Like any other habit, reading also needs practice. I’m not saying that you are bound to read a book you are not very fond of or which is incomprehensible to you, but one should read everything; classics as well as trash, it enables one to figure out the difference between the two and, how authors do it. It makes one a perfect reader eventually.
“The books I loved in childhood – the first loves – I’ve read so often that I’ve internalized them in some really essential way: they are more inside me now than out.”– Donna Tartt
As a child, when I used to sit snugly in that old armchair of grandpa with a new book, happiness seemed to know no bounds. The smell of grandpa’s tobacco mixed with the heady smell of the new book had a mesmerizing effect on me. The big armchair devoured me completely and, I can still imagine my little self, cuddled down there on the chair. Books have so many sweet memories associated with them!
Perhaps everybody has read Bram Stoker’s Dracula. The arcane rituals the Count performs in the castle, the fangs of Dracula, his conniving ways of draining out blood from human bodies, the story which hasn’t lost its charm even after so many years. I read it when I was in my fourth standard. Not a usual book for a nine-year-old, but I was a voracious reader. The book eventually affected me with all its strength. I hobbled to go to the toilet alone immediately after sundown, I used to place a small cross under my pillow at night and, looked at any fair-complexioned lanky guy with great suspicion! I laugh now reminding those childish imaginations, but all these were very real to me at that time.
My first crush was a fictional character, too. Feluda, the super-sleuth from Satyajit Ray’s books had his own charms. His intelligence, his way of solving cases applying the grey matter to its fullest extent, had mesmeric effects on my teenaged heart. So much so that I could almost sense the smell of his Charminar cigarettes wafting along whenever I read the stories.
Even now, some books, some characters, have indelible effects on me I can feel them and, often I engross in a soliloquy with my favourite fictional characters, figments of my imagination. Kinda weird, no? But, that’s me, and there is no me without books.

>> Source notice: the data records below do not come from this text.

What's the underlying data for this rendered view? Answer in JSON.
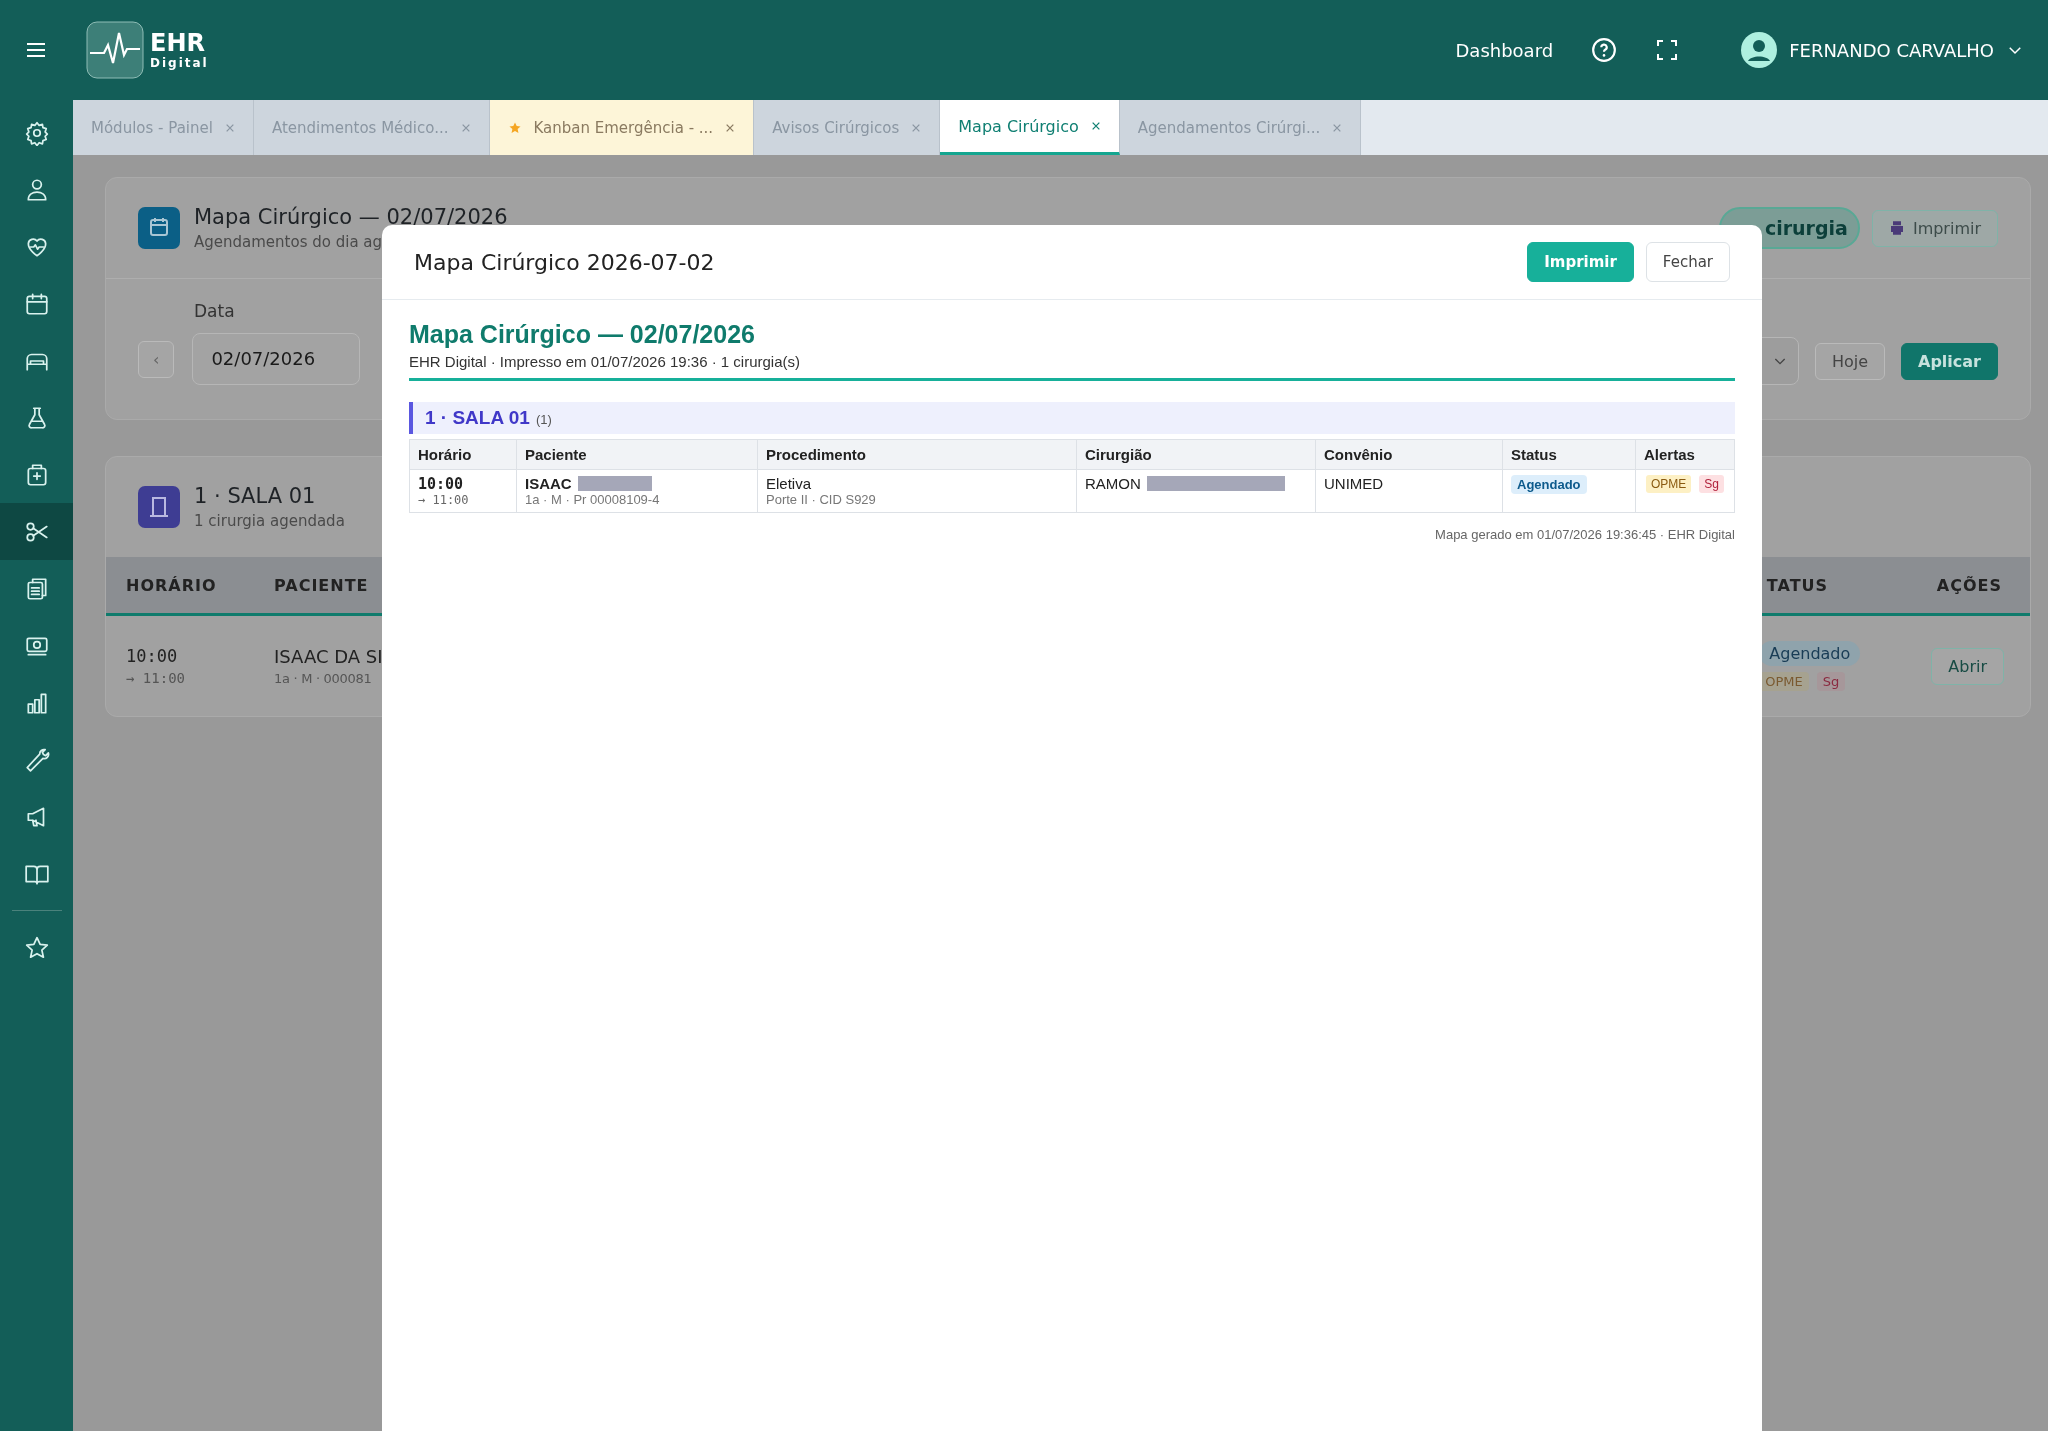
{
  "header": {
    "logo_title": "EHR",
    "logo_subtitle": "Digital",
    "nav_link": "Dashboard",
    "user": "FERNANDO CARVALHO"
  },
  "sidebar": {
    "items": [
      {
        "kind": "gear",
        "selected": false
      },
      {
        "kind": "person",
        "selected": false
      },
      {
        "kind": "heart",
        "selected": false
      },
      {
        "kind": "calendar",
        "selected": false
      },
      {
        "kind": "bed",
        "selected": false
      },
      {
        "kind": "flask",
        "selected": false
      },
      {
        "kind": "kit",
        "selected": false
      },
      {
        "kind": "scissors",
        "selected": true
      },
      {
        "kind": "clipboard",
        "selected": false
      },
      {
        "kind": "money",
        "selected": false
      },
      {
        "kind": "chart",
        "selected": false
      },
      {
        "kind": "wrench",
        "selected": false
      },
      {
        "kind": "megaphone",
        "selected": false
      },
      {
        "kind": "book",
        "selected": false
      }
    ],
    "favorite": {
      "kind": "star",
      "selected": false
    }
  },
  "tabs": [
    {
      "label": "Módulos - Painel",
      "selected": false,
      "starred": false
    },
    {
      "label": "Atendimentos Médico...",
      "selected": false,
      "starred": false
    },
    {
      "label": "Kanban Emergência - ...",
      "selected": false,
      "starred": true
    },
    {
      "label": "Avisos Cirúrgicos",
      "selected": false,
      "starred": false
    },
    {
      "label": "Mapa Cirúrgico",
      "selected": true,
      "starred": false
    },
    {
      "label": "Agendamentos Cirúrgi...",
      "selected": false,
      "starred": false
    }
  ],
  "page": {
    "title": "Mapa Cirúrgico — 02/07/2026",
    "subtitle": "Agendamentos do dia ag",
    "count_pill": "cirurgia",
    "print_button": "Imprimir",
    "filter": {
      "date_label": "Data",
      "prev_button": "‹",
      "date_value": "02/07/2026",
      "today_button": "Hoje",
      "apply_button": "Aplicar"
    },
    "room": {
      "title": "1 · SALA 01",
      "subtitle": "1 cirurgia agendada",
      "columns_left": [
        "HORÁRIO",
        "PACIENTE"
      ],
      "columns_right": [
        "TATUS",
        "AÇÕES"
      ],
      "row": {
        "start": "10:00",
        "end": "→ 11:00",
        "patient": "ISAAC DA SI",
        "patient_info": "1a · M · 000081",
        "status": "Agendado",
        "alerts": [
          "OPME",
          "Sg"
        ],
        "action": "Abrir"
      }
    }
  },
  "modal": {
    "title": "Mapa Cirúrgico 2026-07-02",
    "print_button": "Imprimir",
    "close_button": "Fechar",
    "heading": "Mapa Cirúrgico — 02/07/2026",
    "meta": "EHR Digital · Impresso em 01/07/2026 19:36 · 1 cirurgia(s)",
    "room_title": "1 · SALA 01",
    "room_count": "(1)",
    "columns": [
      "Horário",
      "Paciente",
      "Procedimento",
      "Cirurgião",
      "Convênio",
      "Status",
      "Alertas"
    ],
    "rows": [
      {
        "start": "10:00",
        "end": "→ 11:00",
        "patient": "ISAAC",
        "patient_redacted": true,
        "patient_info": "1a · M · Pr 00008109-4",
        "procedure": "Eletiva",
        "procedure_info": "Porte II · CID S929",
        "surgeon": "RAMON",
        "surgeon_redacted": true,
        "insurance": "UNIMED",
        "status": "Agendado",
        "alerts": [
          {
            "label": "OPME",
            "color": "#fdf0c4"
          },
          {
            "label": "Sg",
            "color": "#fde0e2"
          }
        ]
      }
    ],
    "footer": "Mapa gerado em 01/07/2026 19:36:45 · EHR Digital"
  }
}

“I do believe something very magical can happen when you read a good book”– JK Rowling